  2. New Reformation Advocate says:

    Wow, no matter how bad you think things are, they can always get worse.

    A couple of days ago, I noted that there is something very suspicious, nay wrong, about the Disciplinary Board hiring as their investigative “Church Attorney” someone with strong past links to the administration in Manhattan. Obviously, that tends to remove even any plausible deniability concerning the lawyer’s bias in favor of 815. At that time I simply observed the fact that Josephine Hicks was not only a prominent former member of Executive Council, but that she had chaired a major committee (Administration and Finance) that perforce had to approve the scandalous expenditure of multi-millions on lawsuits against departing churches. So there seems to have been no real attempt by the powers that be at maintaining even the appearance of objectivity when they selected Hicks to dig up dirt on +Lawrence and the DSC standing committee.

    But I must admit that I’m still flabbergasted by the new revelation that Ms. Hicks also serves on the Disciplinary Board itself. What?? That’s in-credible (in the etymological sense). What a farce this whole process is! A kangaroo court indeed.

    Brilliant work, as always, by the Curmudgeon. Such lucid, incisive analysis is absolutely devastating. It’s a pleasure to watch such a razor-sharp legal mind at work, even if the results are rather sickening for all who care about the Church and hate to see her destroyed by incompetent fools.

    David Handy+

  3. c.r.seitz says:

    I wonder if +Benhase will write a new letter to his Diocese explaining how his take on Title IV turned out to be incorrect? I wonder if +Mississippi also still has the same view as he had last week?

  4. moheb says:

    The first section of Canon 16 defines the three acts that the Disciplinary Board may certify as abandenmment:
    (i) by an open renunciation of the Doctrine, Discipline or Worship of the Church;or
    (ii) by formal admission into any religious body not in communion with the same; or
    (iii) by exercising Episcopal acts in and for a religious body other than the Church or another church in communion with the Church, …

    Clearly it will not be possible to certify either (ii) or (iii). To certify under (i) “open renounciation” depends on how the Board interprets “open” and “renounciation”, neither term is defined in the Terminology Canon of Title IV. I would assume that the plain meanings of the words apply.

    I am not a lawyer, but it seems to me that for the Board to certify that the bishop OPENLY RENOUNCED the Doctrine, Discipline (both defined in Canon 2 of Title IV) or Worship (not defined), given the list of allegations posted, will require that it purjures itself. Is this correct?

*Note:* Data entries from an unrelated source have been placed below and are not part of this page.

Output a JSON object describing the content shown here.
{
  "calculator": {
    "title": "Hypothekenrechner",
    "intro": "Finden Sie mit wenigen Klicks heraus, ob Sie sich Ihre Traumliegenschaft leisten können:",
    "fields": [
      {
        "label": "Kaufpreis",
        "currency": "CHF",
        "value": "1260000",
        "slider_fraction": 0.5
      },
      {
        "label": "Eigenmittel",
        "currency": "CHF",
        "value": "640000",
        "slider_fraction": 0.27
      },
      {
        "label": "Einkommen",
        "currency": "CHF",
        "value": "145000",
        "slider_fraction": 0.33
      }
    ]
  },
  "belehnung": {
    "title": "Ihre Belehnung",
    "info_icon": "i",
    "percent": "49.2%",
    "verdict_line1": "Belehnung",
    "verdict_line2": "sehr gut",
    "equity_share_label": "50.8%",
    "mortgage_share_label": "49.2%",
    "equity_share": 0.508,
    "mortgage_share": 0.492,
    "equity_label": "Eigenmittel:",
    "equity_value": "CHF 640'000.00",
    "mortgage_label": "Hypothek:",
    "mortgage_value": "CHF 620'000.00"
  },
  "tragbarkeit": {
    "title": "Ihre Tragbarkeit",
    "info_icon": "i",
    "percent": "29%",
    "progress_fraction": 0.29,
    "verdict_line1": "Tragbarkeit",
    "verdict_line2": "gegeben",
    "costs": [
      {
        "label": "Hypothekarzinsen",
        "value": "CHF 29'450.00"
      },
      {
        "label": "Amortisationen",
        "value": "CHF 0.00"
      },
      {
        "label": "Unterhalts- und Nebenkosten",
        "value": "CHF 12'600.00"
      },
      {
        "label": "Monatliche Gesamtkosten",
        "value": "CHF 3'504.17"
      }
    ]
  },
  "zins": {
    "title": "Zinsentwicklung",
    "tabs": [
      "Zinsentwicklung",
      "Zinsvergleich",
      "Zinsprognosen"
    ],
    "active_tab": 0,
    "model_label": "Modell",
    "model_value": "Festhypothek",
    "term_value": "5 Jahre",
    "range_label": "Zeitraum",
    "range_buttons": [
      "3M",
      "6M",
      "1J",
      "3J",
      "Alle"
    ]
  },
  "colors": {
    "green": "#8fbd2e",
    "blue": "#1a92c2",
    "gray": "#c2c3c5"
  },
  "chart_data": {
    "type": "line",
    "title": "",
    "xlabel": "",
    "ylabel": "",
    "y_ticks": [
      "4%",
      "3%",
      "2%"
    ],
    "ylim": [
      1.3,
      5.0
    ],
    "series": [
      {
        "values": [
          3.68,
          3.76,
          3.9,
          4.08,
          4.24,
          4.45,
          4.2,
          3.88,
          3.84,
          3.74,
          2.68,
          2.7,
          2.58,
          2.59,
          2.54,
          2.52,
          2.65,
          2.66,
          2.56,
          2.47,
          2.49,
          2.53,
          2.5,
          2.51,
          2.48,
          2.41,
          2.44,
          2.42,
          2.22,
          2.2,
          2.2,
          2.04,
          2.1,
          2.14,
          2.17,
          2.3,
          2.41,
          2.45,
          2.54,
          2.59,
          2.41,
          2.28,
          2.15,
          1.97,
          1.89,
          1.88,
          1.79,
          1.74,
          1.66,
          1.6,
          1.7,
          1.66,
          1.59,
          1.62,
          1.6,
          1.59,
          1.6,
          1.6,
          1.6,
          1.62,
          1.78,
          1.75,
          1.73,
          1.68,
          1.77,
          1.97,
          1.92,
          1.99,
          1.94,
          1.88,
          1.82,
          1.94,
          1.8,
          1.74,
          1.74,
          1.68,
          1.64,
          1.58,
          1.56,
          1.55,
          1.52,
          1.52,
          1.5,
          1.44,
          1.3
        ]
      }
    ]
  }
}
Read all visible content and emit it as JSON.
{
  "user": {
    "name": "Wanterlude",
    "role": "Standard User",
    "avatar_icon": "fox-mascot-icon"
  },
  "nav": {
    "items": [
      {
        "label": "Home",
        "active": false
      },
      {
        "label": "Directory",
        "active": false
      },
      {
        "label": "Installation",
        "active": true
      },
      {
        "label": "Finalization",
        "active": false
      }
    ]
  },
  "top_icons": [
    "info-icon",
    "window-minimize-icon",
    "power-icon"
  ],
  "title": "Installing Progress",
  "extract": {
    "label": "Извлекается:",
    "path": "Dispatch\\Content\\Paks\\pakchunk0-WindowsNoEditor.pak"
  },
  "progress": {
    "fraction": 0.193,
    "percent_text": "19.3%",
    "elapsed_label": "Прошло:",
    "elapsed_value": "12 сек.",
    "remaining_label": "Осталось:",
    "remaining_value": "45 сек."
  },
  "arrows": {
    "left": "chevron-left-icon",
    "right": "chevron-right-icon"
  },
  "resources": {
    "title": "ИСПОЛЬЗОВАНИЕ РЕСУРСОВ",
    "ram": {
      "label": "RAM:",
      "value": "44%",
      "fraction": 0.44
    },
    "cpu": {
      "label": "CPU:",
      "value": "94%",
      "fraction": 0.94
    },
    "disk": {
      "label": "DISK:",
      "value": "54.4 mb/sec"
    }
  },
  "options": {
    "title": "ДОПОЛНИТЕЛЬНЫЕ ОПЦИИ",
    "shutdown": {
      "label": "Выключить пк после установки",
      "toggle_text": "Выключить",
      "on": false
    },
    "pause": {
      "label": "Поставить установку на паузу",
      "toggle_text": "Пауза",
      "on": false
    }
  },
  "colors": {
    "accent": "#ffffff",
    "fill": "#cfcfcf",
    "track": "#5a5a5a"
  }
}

  5. Allen Lewis says:

    If the depositions previously accomplished by the Presiding Bishop under the guise of the “Abandonment of Communion” section of Title IV in previous years is any indication, then the terms “open” and “renunciation” will be interpreted as broadly as necessary to convict, cashier, and condemn Bishop Lawrence.

    There is no due process being considered here. That this travesty is being performed under the guise of the disciplinary duties of a Christian organization is despicable.

    How any of them can associate themselves with such procedures is beyond me.